      "And is that good or bad?" he said. "That sort of curdling touch, I mean?"
       No answer. Which made him have to start over, stammering: "And when I saw you through that window, selling window coverings, are you saying that that wasn't really you, after all?"
      "That reminds me," she said. "You never told me who you thought I was! When we met. Have you ever thought about that? Have you!"
      "Yes, I have," he said. "But I'm not going to tell you what I thought!" He felt horrible. After all these years, his resolve to never stoop to her level had been broken.
      "Well, then, the joke's on you, mister," she said. "It was never me. Don't you see? It was never me at all! You've been in love with yourself this whole time!
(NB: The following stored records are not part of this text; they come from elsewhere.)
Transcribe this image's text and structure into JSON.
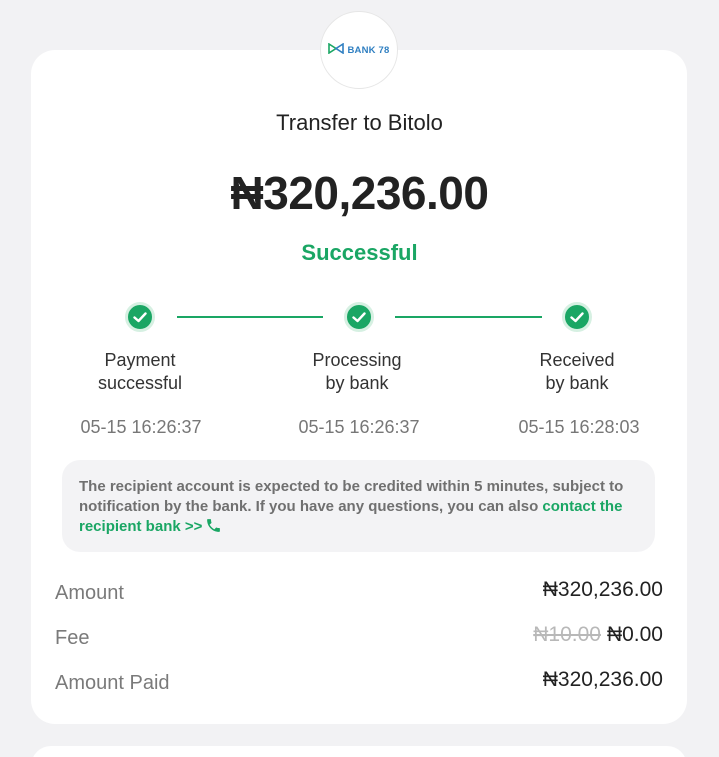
{
  "brand": {
    "logo_text": "BANK 78",
    "logo_icon": "bank-78-logo-icon",
    "accent_color": "#1aa664",
    "logo_color": "#2f7fc1"
  },
  "header": {
    "title": "Transfer to Bitolo",
    "amount": "₦320,236.00",
    "status": "Successful"
  },
  "steps": [
    {
      "label_line1": "Payment",
      "label_line2": "successful",
      "time": "05-15 16:26:37",
      "icon": "check-icon"
    },
    {
      "label_line1": "Processing",
      "label_line2": "by bank",
      "time": "05-15 16:26:37",
      "icon": "check-icon"
    },
    {
      "label_line1": "Received",
      "label_line2": "by bank",
      "time": "05-15 16:28:03",
      "icon": "check-icon"
    }
  ],
  "notice": {
    "text": "The recipient account is expected to be credited within 5 minutes, subject to notification by the bank. If you have any questions, you can also ",
    "link_text": "contact the recipient bank >>",
    "link_icon": "phone-icon"
  },
  "details": {
    "amount_label": "Amount",
    "amount_value": "₦320,236.00",
    "fee_label": "Fee",
    "fee_original": "₦10.00",
    "fee_value": "₦0.00",
    "paid_label": "Amount Paid",
    "paid_value": "₦320,236.00"
  }
}
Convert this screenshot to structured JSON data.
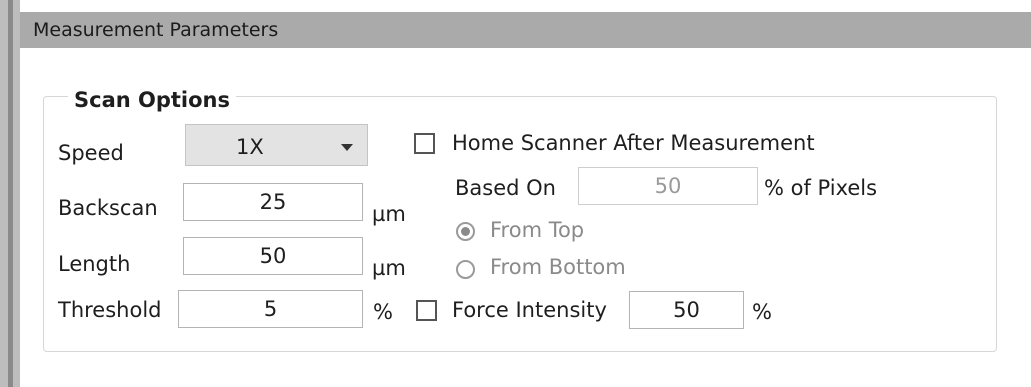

Every window you've ever looked in, you've only seen yourself!"
      "That's never been true!" he said. In fact, he hated himself. He wished their entire relationship had been filmed, as evidence. "Many of the things you've said have been wrong!" he added, feeling wild and cruel, and it was like, at long last, dropping an atomic bomb from an airplane.
      "There are things I want you to see about yourself," she responded calmly. "And I'm not a bit sorry."
      He was so angry, his mind tripped over itself, trying to formulate a response. He should have never let her go into his house ahead of him, no matter how exciting it had seemed; it was like being invaded by a funhouse mirror. He wanted to smash the mirror with his axe, but now that it had gotten inside of him, how could he do so without hurting himself?
      He stared into her eyes, wild with anger, but he stopped himself from saying more.
     "Look at you," she said.
      He gave himself over to thinking horrible things about her. He had never stooped so low. He struck at her in himself, again and again.
      And still no one died! And still his hands hovered over the driest of sinks!








About the story: Just an accident waiting to happen.